### WHAT THE TASK ASKS
Look for the word "header" in the records, and copy each line where it appears.

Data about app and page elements
----
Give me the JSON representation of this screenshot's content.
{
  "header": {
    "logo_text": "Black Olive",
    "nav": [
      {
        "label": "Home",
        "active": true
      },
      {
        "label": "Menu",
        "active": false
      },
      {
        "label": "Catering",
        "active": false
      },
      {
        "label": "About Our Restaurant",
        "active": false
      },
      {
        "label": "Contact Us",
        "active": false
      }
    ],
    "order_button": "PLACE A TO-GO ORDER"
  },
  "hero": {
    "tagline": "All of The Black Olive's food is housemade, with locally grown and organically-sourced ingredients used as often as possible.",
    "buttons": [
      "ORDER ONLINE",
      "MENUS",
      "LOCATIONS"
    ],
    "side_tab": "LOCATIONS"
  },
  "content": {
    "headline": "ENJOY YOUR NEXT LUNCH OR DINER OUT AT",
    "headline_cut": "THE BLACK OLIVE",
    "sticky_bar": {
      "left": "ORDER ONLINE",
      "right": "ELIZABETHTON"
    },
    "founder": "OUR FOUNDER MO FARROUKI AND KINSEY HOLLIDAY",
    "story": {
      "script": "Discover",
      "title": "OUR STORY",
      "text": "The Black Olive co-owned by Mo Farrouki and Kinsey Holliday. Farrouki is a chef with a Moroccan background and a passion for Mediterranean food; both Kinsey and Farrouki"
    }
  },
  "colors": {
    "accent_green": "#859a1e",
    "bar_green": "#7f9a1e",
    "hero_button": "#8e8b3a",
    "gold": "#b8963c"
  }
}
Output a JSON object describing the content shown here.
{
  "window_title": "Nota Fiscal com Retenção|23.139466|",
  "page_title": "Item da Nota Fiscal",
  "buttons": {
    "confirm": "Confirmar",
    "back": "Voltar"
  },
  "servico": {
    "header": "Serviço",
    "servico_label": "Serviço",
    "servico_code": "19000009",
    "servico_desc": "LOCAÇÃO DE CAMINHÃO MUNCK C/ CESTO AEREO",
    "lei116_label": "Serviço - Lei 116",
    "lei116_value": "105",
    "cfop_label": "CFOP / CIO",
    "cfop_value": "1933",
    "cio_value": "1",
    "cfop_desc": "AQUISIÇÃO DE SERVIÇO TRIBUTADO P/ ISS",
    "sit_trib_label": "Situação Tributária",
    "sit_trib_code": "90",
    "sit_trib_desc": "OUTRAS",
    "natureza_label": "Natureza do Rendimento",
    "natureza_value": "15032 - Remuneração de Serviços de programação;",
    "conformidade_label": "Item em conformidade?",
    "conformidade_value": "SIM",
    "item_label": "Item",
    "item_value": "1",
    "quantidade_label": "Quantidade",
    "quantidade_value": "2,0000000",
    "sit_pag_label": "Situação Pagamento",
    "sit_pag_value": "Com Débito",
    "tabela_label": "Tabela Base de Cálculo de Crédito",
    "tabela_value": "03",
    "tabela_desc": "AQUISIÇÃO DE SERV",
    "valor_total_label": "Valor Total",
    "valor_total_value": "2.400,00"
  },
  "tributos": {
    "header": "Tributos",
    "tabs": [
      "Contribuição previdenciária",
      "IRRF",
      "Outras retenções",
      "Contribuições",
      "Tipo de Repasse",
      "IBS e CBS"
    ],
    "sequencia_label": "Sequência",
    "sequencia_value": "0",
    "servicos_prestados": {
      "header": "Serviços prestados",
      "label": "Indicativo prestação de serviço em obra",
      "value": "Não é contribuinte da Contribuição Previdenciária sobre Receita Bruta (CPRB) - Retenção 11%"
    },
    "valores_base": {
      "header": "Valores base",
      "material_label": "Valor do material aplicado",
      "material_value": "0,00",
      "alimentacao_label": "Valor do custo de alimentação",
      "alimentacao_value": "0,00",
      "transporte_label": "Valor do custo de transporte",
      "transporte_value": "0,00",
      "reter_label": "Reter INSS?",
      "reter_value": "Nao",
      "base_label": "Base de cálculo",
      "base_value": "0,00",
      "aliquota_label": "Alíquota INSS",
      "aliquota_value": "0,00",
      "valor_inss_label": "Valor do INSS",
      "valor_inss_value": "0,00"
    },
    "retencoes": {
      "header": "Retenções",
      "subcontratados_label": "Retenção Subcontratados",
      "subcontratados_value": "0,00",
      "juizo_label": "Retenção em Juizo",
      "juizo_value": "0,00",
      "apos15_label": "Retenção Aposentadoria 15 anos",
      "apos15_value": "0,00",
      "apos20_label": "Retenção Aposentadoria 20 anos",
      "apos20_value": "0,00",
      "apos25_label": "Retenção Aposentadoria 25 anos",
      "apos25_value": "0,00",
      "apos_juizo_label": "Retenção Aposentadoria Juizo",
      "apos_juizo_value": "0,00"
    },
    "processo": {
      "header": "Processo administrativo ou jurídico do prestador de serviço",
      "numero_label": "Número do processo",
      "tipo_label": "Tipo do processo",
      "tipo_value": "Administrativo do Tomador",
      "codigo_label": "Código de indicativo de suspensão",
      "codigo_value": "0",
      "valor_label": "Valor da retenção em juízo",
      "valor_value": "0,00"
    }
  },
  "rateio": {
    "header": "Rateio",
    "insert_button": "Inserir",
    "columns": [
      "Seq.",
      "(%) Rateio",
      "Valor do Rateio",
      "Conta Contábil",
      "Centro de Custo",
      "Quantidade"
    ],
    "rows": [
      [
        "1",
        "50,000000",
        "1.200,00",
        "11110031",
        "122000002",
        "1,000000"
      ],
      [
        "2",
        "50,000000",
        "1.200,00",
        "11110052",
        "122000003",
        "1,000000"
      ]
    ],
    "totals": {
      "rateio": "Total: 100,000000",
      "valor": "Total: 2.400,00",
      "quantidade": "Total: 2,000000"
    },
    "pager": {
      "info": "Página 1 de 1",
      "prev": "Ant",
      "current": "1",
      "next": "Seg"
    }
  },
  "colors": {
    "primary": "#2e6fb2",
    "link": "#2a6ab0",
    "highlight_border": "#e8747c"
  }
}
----
### SOLVED PROBLEM
  "header": {
    "header": "Serviço",
    "header": "Tributos",
      "header": "Serviços prestados",
      "header": "Valores base",
      "header": "Retenções",
      "header": "Processo administrativo ou jurídico do prestador de serviço",
    "header": "Rateio",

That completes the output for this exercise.